Write the data below out again, exactly as each line reads.
DATA TO EXAMINE section start
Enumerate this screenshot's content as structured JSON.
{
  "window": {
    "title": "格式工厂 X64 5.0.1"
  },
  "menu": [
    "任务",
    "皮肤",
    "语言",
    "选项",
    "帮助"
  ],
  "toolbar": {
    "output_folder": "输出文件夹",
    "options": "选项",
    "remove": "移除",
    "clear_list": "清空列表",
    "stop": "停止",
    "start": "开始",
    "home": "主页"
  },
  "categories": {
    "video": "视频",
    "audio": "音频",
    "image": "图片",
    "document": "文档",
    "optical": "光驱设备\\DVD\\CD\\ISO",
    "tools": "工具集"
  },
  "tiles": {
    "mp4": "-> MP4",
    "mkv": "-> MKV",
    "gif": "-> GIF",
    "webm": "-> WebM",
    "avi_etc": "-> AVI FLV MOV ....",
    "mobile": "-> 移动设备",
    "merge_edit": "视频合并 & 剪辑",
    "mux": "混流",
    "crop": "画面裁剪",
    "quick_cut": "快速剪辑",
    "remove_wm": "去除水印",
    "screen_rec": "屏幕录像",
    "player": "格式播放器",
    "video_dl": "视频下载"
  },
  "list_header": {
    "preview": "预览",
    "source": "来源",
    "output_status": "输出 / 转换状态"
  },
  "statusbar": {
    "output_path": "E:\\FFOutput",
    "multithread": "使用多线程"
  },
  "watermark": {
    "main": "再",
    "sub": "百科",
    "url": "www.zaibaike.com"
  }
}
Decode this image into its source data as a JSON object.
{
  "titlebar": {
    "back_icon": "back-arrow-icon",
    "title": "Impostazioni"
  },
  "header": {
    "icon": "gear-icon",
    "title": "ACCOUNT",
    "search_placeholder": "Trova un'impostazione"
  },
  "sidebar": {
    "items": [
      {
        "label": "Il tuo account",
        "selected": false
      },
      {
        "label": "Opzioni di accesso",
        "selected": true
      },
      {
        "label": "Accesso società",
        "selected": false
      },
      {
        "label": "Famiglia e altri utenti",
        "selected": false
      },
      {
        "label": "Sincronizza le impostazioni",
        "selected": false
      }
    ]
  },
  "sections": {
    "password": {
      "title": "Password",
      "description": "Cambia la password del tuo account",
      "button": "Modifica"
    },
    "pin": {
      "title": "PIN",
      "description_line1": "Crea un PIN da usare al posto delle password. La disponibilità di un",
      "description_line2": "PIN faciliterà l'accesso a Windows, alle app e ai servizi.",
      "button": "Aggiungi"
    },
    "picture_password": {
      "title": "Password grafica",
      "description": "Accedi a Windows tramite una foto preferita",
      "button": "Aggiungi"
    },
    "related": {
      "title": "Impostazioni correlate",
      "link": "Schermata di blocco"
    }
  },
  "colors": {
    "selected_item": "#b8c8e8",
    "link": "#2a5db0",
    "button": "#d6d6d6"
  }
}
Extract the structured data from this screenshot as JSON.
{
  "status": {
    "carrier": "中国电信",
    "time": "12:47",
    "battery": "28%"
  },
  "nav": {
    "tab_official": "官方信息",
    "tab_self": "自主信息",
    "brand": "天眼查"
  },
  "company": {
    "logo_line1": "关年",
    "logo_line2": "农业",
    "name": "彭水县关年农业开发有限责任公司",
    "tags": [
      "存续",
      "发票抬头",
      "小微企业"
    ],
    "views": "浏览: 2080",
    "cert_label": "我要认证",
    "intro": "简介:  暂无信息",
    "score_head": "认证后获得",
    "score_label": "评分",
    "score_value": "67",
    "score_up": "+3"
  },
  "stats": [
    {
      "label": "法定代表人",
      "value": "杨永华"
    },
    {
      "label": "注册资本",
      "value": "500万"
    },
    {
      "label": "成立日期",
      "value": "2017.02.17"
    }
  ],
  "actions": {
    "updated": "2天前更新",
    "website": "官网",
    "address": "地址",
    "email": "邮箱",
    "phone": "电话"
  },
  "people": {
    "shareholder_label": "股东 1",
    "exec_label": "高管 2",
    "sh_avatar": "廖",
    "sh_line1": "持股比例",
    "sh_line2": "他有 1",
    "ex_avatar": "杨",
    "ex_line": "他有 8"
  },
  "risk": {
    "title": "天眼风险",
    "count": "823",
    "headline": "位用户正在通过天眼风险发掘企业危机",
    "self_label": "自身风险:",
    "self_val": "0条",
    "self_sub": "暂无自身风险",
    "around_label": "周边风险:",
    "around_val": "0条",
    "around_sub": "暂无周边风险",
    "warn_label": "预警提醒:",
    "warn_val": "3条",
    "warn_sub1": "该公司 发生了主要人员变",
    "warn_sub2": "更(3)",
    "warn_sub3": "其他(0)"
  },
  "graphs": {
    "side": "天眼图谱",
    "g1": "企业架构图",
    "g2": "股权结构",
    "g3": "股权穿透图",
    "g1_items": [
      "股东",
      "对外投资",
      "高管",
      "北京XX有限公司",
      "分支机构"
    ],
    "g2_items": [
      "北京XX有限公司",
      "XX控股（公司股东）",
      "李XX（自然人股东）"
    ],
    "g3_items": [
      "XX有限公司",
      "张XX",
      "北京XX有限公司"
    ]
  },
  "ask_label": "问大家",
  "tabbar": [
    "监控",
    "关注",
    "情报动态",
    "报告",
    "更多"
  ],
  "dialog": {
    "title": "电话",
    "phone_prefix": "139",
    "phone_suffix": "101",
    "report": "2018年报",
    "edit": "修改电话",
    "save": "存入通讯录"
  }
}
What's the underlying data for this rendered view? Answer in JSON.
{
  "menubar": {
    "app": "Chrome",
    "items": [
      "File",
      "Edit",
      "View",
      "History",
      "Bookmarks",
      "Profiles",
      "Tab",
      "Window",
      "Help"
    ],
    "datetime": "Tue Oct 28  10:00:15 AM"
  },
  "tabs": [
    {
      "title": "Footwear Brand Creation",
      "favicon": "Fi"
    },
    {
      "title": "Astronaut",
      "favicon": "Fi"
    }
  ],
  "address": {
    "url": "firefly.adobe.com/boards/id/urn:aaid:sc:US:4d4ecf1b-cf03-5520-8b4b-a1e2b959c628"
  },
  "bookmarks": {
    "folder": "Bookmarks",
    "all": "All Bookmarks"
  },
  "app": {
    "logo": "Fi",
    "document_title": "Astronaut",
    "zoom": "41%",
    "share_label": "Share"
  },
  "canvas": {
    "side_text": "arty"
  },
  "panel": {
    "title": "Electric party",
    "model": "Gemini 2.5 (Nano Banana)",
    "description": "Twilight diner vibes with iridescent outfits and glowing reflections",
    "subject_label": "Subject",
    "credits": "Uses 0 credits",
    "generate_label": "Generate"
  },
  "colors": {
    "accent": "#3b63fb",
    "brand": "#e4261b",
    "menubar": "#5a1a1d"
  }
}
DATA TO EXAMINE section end
## EXPECTED ANSWER
Enumerate this screenshot's content as structured JSON.
{
  "window": {
    "title": "格式工厂 X64 5.0.1"
  },
  "menu": [
    "任务",
    "皮肤",
    "语言",
    "选项",
    "帮助"
  ],
  "toolbar": {
    "output_folder": "输出文件夹",
    "options": "选项",
    "remove": "移除",
    "clear_list": "清空列表",
    "stop": "停止",
    "start": "开始",
    "home": "主页"
  },
  "categories": {
    "video": "视频",
    "audio": "音频",
    "image": "图片",
    "document": "文档",
    "optical": "光驱设备\\DVD\\CD\\ISO",
    "tools": "工具集"
  },
  "tiles": {
    "mp4": "-> MP4",
    "mkv": "-> MKV",
    "gif": "-> GIF",
    "webm": "-> WebM",
    "avi_etc": "-> AVI FLV MOV ....",
    "mobile": "-> 移动设备",
    "merge_edit": "视频合并 & 剪辑",
    "mux": "混流",
    "crop": "画面裁剪",
    "quick_cut": "快速剪辑",
    "remove_wm": "去除水印",
    "screen_rec": "屏幕录像",
    "player": "格式播放器",
    "video_dl": "视频下载"
  },
  "list_header": {
    "preview": "预览",
    "source": "来源",
    "output_status": "输出 / 转换状态"
  },
  "statusbar": {
    "output_path": "E:\\FFOutput",
    "multithread": "使用多线程"
  },
  "watermark": {
    "main": "再",
    "sub": "百科",
    "url": "www.zaibaike.com"
  }
}
Decode this image into its source data as a JSON object.
{
  "titlebar": {
    "back_icon": "back-arrow-icon",
    "title": "Impostazioni"
  },
  "header": {
    "icon": "gear-icon",
    "title": "ACCOUNT",
    "search_placeholder": "Trova un'impostazione"
  },
  "sidebar": {
    "items": [
      {
        "label": "Il tuo account",
        "selected": false
      },
      {
        "label": "Opzioni di accesso",
        "selected": true
      },
      {
        "label": "Accesso società",
        "selected": false
      },
      {
        "label": "Famiglia e altri utenti",
        "selected": false
      },
      {
        "label": "Sincronizza le impostazioni",
        "selected": false
      }
    ]
  },
  "sections": {
    "password": {
      "title": "Password",
      "description": "Cambia la password del tuo account",
      "button": "Modifica"
    },
    "pin": {
      "title": "PIN",
      "description_line1": "Crea un PIN da usare al posto delle password. La disponibilità di un",
      "description_line2": "PIN faciliterà l'accesso a Windows, alle app e ai servizi.",
      "button": "Aggiungi"
    },
    "picture_password": {
      "title": "Password grafica",
      "description": "Accedi a Windows tramite una foto preferita",
      "button": "Aggiungi"
    },
    "related": {
      "title": "Impostazioni correlate",
      "link": "Schermata di blocco"
    }
  },
  "colors": {
    "selected_item": "#b8c8e8",
    "link": "#2a5db0",
    "button": "#d6d6d6"
  }
}
Extract the structured data from this screenshot as JSON.
{
  "status": {
    "carrier": "中国电信",
    "time": "12:47",
    "battery": "28%"
  },
  "nav": {
    "tab_official": "官方信息",
    "tab_self": "自主信息",
    "brand": "天眼查"
  },
  "company": {
    "logo_line1": "关年",
    "logo_line2": "农业",
    "name": "彭水县关年农业开发有限责任公司",
    "tags": [
      "存续",
      "发票抬头",
      "小微企业"
    ],
    "views": "浏览: 2080",
    "cert_label": "我要认证",
    "intro": "简介:  暂无信息",
    "score_head": "认证后获得",
    "score_label": "评分",
    "score_value": "67",
    "score_up": "+3"
  },
  "stats": [
    {
      "label": "法定代表人",
      "value": "杨永华"
    },
    {
      "label": "注册资本",
      "value": "500万"
    },
    {
      "label": "成立日期",
      "value": "2017.02.17"
    }
  ],
  "actions": {
    "updated": "2天前更新",
    "website": "官网",
    "address": "地址",
    "email": "邮箱",
    "phone": "电话"
  },
  "people": {
    "shareholder_label": "股东 1",
    "exec_label": "高管 2",
    "sh_avatar": "廖",
    "sh_line1": "持股比例",
    "sh_line2": "他有 1",
    "ex_avatar": "杨",
    "ex_line": "他有 8"
  },
  "risk": {
    "title": "天眼风险",
    "count": "823",
    "headline": "位用户正在通过天眼风险发掘企业危机",
    "self_label": "自身风险:",
    "self_val": "0条",
    "self_sub": "暂无自身风险",
    "around_label": "周边风险:",
    "around_val": "0条",
    "around_sub": "暂无周边风险",
    "warn_label": "预警提醒:",
    "warn_val": "3条",
    "warn_sub1": "该公司 发生了主要人员变",
    "warn_sub2": "更(3)",
    "warn_sub3": "其他(0)"
  },
  "graphs": {
    "side": "天眼图谱",
    "g1": "企业架构图",
    "g2": "股权结构",
    "g3": "股权穿透图",
    "g1_items": [
      "股东",
      "对外投资",
      "高管",
      "北京XX有限公司",
      "分支机构"
    ],
    "g2_items": [
      "北京XX有限公司",
      "XX控股（公司股东）",
      "李XX（自然人股东）"
    ],
    "g3_items": [
      "XX有限公司",
      "张XX",
      "北京XX有限公司"
    ]
  },
  "ask_label": "问大家",
  "tabbar": [
    "监控",
    "关注",
    "情报动态",
    "报告",
    "更多"
  ],
  "dialog": {
    "title": "电话",
    "phone_prefix": "139",
    "phone_suffix": "101",
    "report": "2018年报",
    "edit": "修改电话",
    "save": "存入通讯录"
  }
}
What's the underlying data for this rendered view? Answer in JSON.
{
  "menubar": {
    "app": "Chrome",
    "items": [
      "File",
      "Edit",
      "View",
      "History",
      "Bookmarks",
      "Profiles",
      "Tab",
      "Window",
      "Help"
    ],
    "datetime": "Tue Oct 28  10:00:15 AM"
  },
  "tabs": [
    {
      "title": "Footwear Brand Creation",
      "favicon": "Fi"
    },
    {
      "title": "Astronaut",
      "favicon": "Fi"
    }
  ],
  "address": {
    "url": "firefly.adobe.com/boards/id/urn:aaid:sc:US:4d4ecf1b-cf03-5520-8b4b-a1e2b959c628"
  },
  "bookmarks": {
    "folder": "Bookmarks",
    "all": "All Bookmarks"
  },
  "app": {
    "logo": "Fi",
    "document_title": "Astronaut",
    "zoom": "41%",
    "share_label": "Share"
  },
  "canvas": {
    "side_text": "arty"
  },
  "panel": {
    "title": "Electric party",
    "model": "Gemini 2.5 (Nano Banana)",
    "description": "Twilight diner vibes with iridescent outfits and glowing reflections",
    "subject_label": "Subject",
    "credits": "Uses 0 credits",
    "generate_label": "Generate"
  },
  "colors": {
    "accent": "#3b63fb",
    "brand": "#e4261b",
    "menubar": "#5a1a1d"
  }
}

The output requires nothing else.